February 5th, 2019
Thinking for Ourselves
As some of the coldest temperatures in nearly a century move out of the Midwest, devastation is everywhere. In Detroit the thaw brought over 50 breaks in water mains, flooding streets and closing buildings. Thousands of homes, offices, schools and public facilities face burst pipes and are preparing for what will likely be intense flooding as warm weather brings rain on top of melting snow. Roads are closed as concrete crumbles. The famous landmark of Detroit’s decline, the Packard pedestrian bridge that has defied more than a century of weather, scrappers, and decay, finally collapsed into the street. Its crash signals the vulnerability of all our bridges and overpasses.
Meanwhile, Sunday morning warm breezes brought a disturbing smell of natural gas throughout the region. Much of the problem was located at the Marathon Refinery, but people in Macomb County and Highland Park made hundreds of emergency calls about the intense odor.
No one doubts our infrastructure is in trouble. The extreme weather, likely to intensify in the future, lays bare our refusal to provide for common responsibilities of basic systems.
This reality is part of what makes the Green New Deal so appealing. It is a vision of dedicating our resources and imaginations to the redevelopment of the basic structures essential for daily life. At the same time, it promises to provide a platform to move toward renewable resources and a more just economy. The GND would directly address rebuilding infrastructure, shift us toward renewable energy, and pay for this by taxing the super-rich.
Progressives everywhere are signing on to help support this effort. We, at the Boggs Center join these groups. However, we think this effort needs to be combined with some serious thinking.
As currently proposed, the GND accepts the corporate-capitalist system and its commitment to continued, even accelerated, economic growth. The GND argues that through rapid growth, lower income households will benefit. This ideas of simply a repackaging of the same old trickle down economics that has never worked.
As many thoughtful economists point out, continued growth is inherently unequal and distorts not only the lives of those pursuing it, but our relationships to people around the planet. More is not always better. We need to think beyond sustainable growth to “degrowth” economies. We cannot continue a wasteful, self-centered, disposable culture.
Capitalists assumptions and practices are catastrophic. The future demands much more of us than fixing our bridges and pipes and using more solar and wind power.
We need to cultivate a deep ecological wisdom that explores basic questions of how to live on a more human scale, with responsibility for our communities and for the earth. Small scale production, aimed at developing our human capacities for creativity and connection should form the heart of any new economy. Producing what we need for ourselves and our neighbors shifts us away from productive forces and corporate powers that inherently aim to control and degrade life.
The Green New Deal promises much. But it needs to challenge us more. The transformation we need to secure a just future requires all of us to consider the question posed by Indigenous activists, ”How do we live more simply, so that others can simply live?”

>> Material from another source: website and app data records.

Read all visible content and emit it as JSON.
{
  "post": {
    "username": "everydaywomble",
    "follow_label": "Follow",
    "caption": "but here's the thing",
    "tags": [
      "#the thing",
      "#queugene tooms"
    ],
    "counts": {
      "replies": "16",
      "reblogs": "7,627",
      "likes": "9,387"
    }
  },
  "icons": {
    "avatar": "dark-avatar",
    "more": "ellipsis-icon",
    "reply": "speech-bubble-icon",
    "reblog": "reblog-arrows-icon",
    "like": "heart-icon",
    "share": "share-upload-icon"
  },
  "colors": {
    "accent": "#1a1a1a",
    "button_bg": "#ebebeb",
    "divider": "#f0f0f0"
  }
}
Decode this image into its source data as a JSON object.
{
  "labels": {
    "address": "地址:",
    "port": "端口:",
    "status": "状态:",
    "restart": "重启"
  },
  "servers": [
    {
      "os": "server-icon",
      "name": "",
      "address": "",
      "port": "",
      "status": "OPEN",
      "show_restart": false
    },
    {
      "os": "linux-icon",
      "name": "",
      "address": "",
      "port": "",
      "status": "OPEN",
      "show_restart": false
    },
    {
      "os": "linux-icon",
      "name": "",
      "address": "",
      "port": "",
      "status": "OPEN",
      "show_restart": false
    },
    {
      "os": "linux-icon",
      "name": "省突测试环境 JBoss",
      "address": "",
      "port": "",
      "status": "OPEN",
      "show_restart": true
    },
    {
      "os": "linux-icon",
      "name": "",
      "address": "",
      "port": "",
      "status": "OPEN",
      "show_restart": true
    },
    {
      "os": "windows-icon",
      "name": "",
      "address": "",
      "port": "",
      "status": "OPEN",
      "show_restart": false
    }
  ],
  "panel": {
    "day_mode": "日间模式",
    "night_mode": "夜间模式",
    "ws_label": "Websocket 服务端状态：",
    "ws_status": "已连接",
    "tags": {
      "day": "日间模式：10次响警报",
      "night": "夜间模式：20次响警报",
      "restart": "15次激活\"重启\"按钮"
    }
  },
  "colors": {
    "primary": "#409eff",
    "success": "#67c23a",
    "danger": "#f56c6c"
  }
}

Finance. Climate. Food. Work. How are the crises of the twenty-first century connected? In Capitalism in the Web of Life, Jason W. Moore argues that the sources of today’s global turbulence have a common cause: capitalism as a way of organizing nature, including human nature.
“Nowadays, we talk about King as though he were an isolated one-off event. In some ways, we talk about him as though he were superhuman, his life and exploits becoming part of our national mythology.”
“King is one of the people to whom I am deeply indebted, one of the people who make up my lineage. These four figures are the greatest social change agents of the 20th Century, recognized as world leaders and inspiration to billions of people throughout the world.” – KEEP READING Shariff Abdullah’s reflection on Moving Beyond King and Gandhi